# [Brief]
From the entries below, pull out each line where "Ngày" appears.

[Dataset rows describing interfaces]
::::

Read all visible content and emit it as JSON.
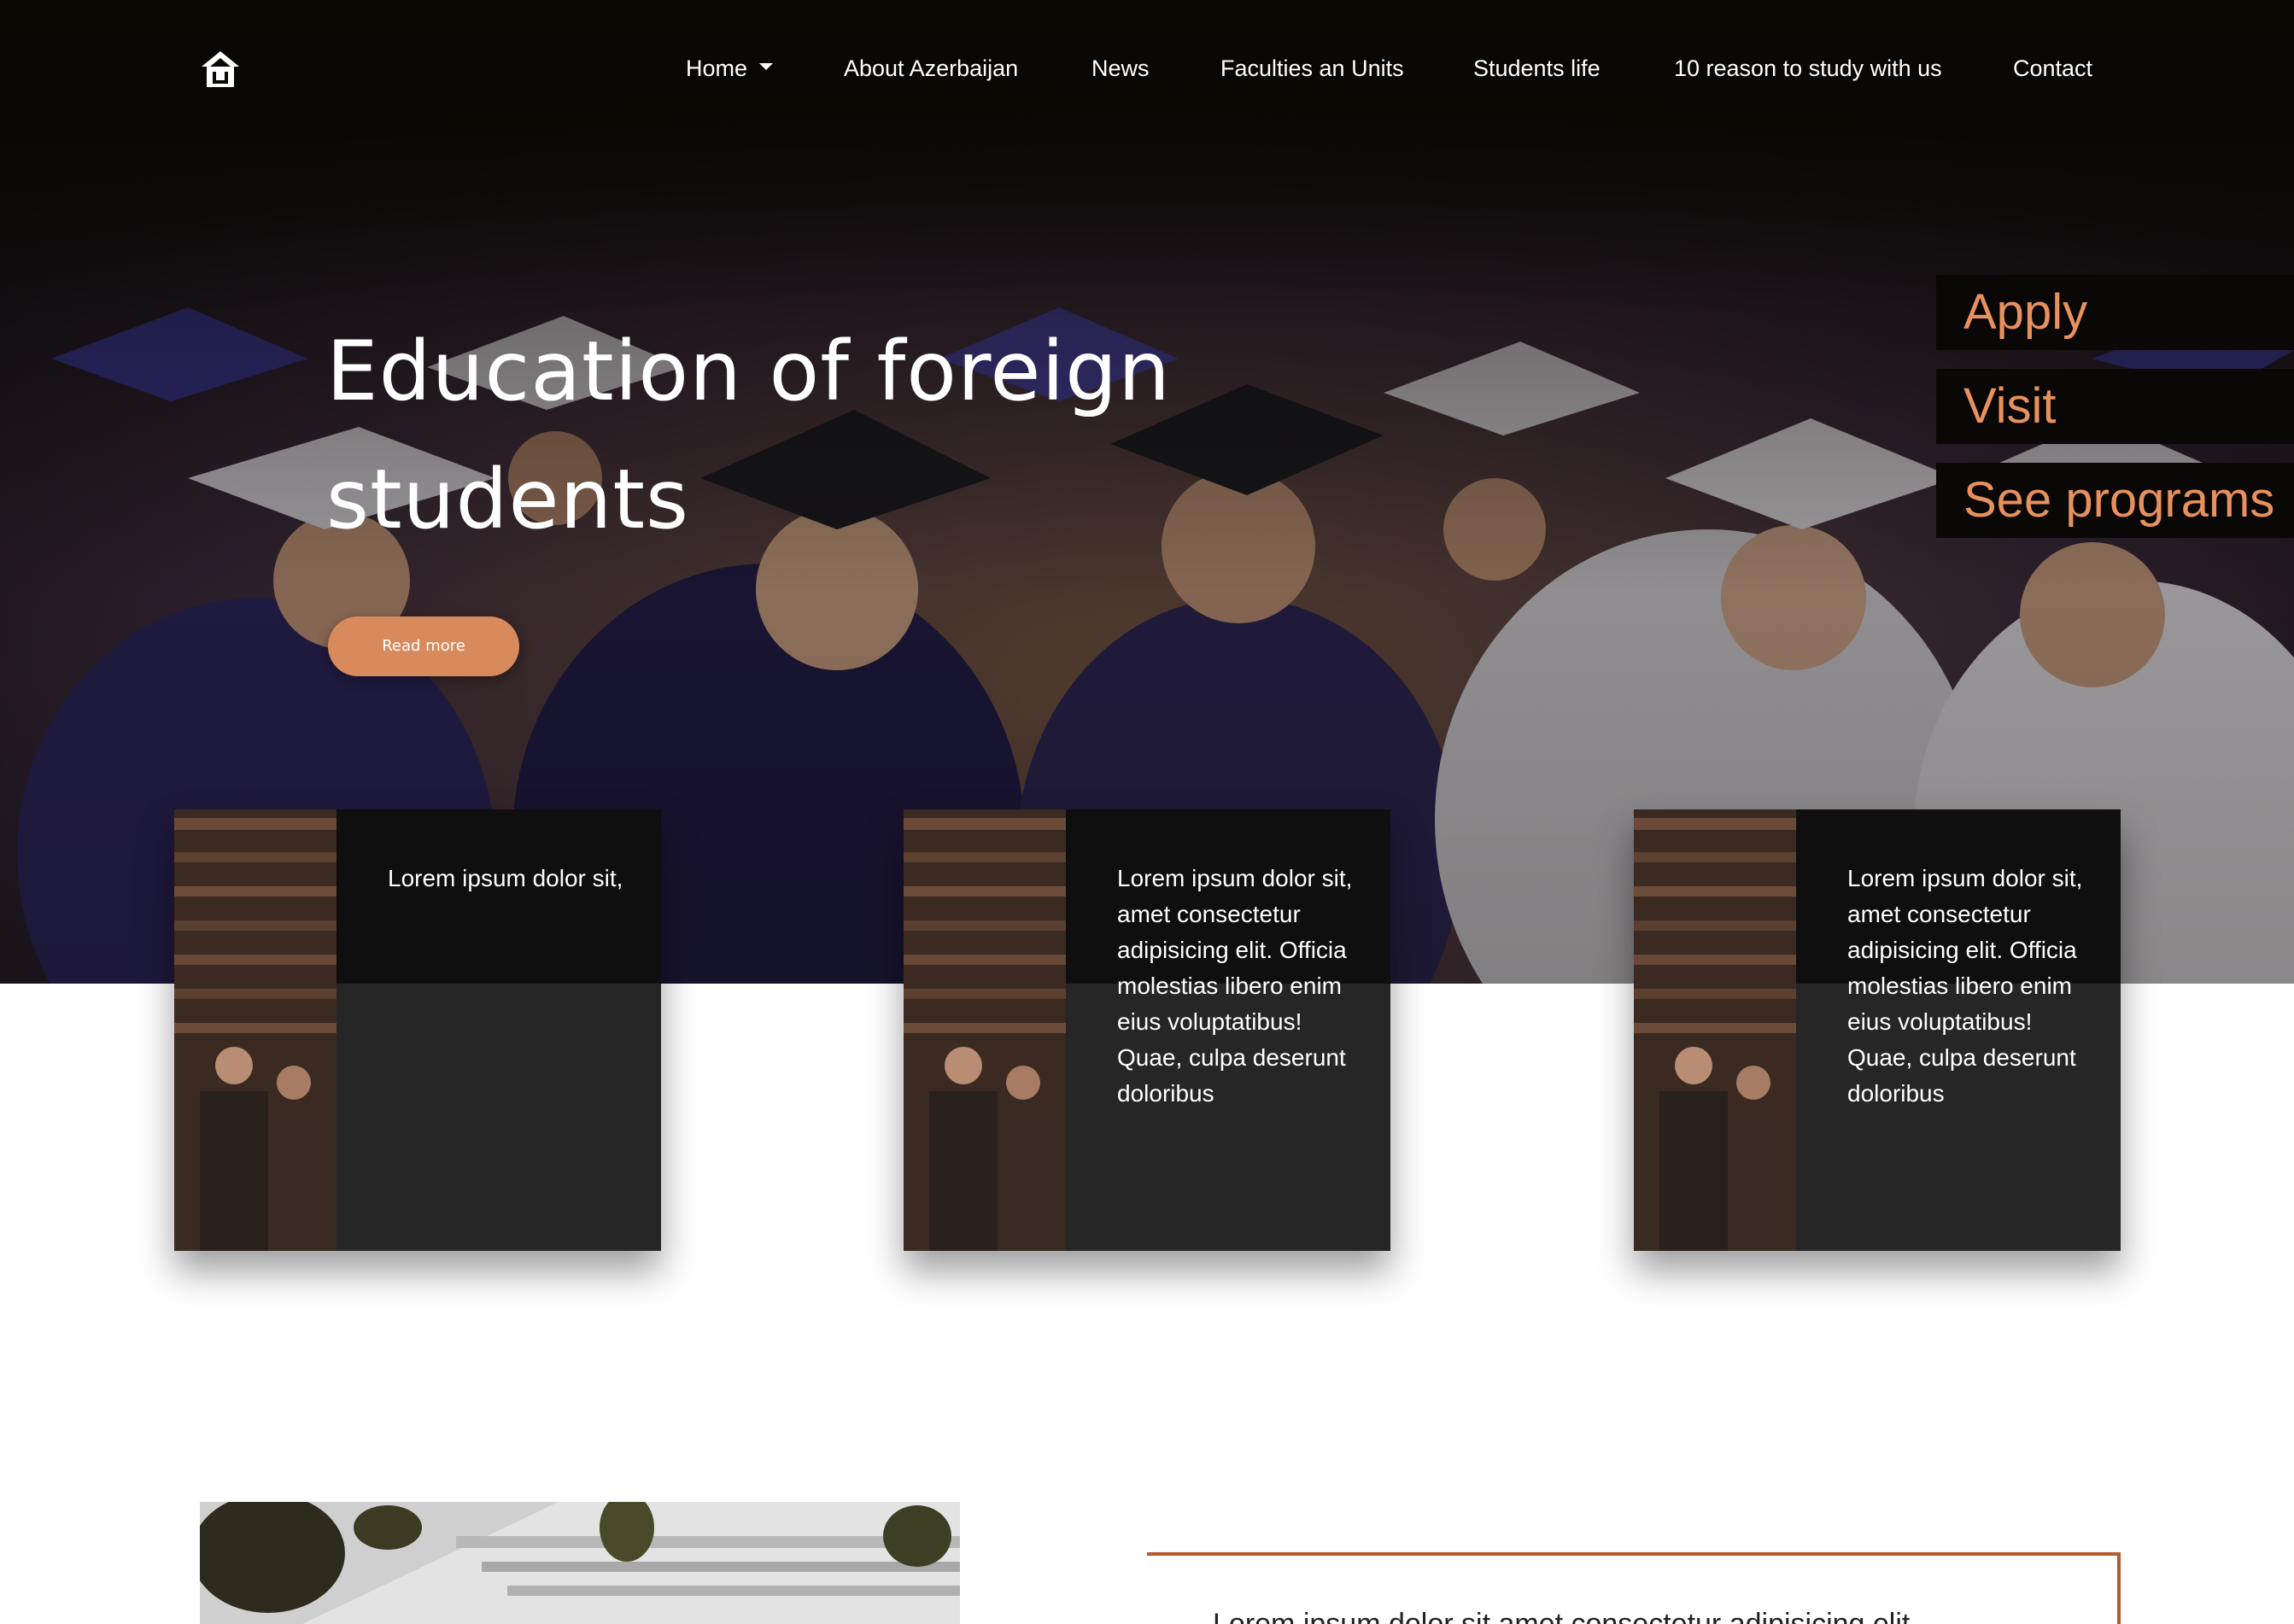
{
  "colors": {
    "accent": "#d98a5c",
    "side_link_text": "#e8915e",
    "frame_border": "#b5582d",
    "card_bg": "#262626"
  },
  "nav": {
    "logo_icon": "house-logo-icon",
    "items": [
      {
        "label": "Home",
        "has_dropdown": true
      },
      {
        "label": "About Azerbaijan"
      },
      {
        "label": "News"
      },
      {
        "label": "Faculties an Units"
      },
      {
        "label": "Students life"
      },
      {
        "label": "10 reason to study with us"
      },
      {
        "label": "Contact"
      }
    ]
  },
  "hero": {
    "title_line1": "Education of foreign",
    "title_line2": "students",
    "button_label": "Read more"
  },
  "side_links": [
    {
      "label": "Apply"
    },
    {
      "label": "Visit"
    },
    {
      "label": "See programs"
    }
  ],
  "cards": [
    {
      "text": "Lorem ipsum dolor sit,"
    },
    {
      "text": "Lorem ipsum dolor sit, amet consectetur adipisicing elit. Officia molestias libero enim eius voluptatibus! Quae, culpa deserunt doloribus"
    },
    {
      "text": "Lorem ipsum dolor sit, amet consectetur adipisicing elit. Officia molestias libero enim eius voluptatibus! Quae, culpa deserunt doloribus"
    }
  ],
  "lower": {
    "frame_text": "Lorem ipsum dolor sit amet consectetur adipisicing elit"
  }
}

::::

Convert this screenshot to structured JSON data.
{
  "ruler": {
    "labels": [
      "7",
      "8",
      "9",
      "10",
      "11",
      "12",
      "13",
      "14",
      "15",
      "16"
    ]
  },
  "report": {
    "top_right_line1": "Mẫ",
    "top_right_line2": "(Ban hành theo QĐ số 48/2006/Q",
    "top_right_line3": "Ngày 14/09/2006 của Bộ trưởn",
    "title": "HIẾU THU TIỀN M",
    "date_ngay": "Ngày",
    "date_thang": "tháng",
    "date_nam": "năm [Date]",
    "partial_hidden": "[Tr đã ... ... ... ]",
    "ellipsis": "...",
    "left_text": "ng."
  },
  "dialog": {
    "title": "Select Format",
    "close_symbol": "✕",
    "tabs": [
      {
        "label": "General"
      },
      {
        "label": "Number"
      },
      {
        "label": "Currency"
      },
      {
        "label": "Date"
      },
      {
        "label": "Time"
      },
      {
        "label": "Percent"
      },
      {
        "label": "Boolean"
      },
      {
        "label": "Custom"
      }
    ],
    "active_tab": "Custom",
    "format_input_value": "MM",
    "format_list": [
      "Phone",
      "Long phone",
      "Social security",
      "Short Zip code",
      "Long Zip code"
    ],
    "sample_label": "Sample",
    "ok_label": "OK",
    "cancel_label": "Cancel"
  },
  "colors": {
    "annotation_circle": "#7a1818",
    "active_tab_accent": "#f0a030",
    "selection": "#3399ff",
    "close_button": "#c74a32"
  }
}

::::

# [Result of this task]
    "top_right_line3": "Ngày 14/09/2006 của Bộ trưởn",
    "date_ngay": "Ngày",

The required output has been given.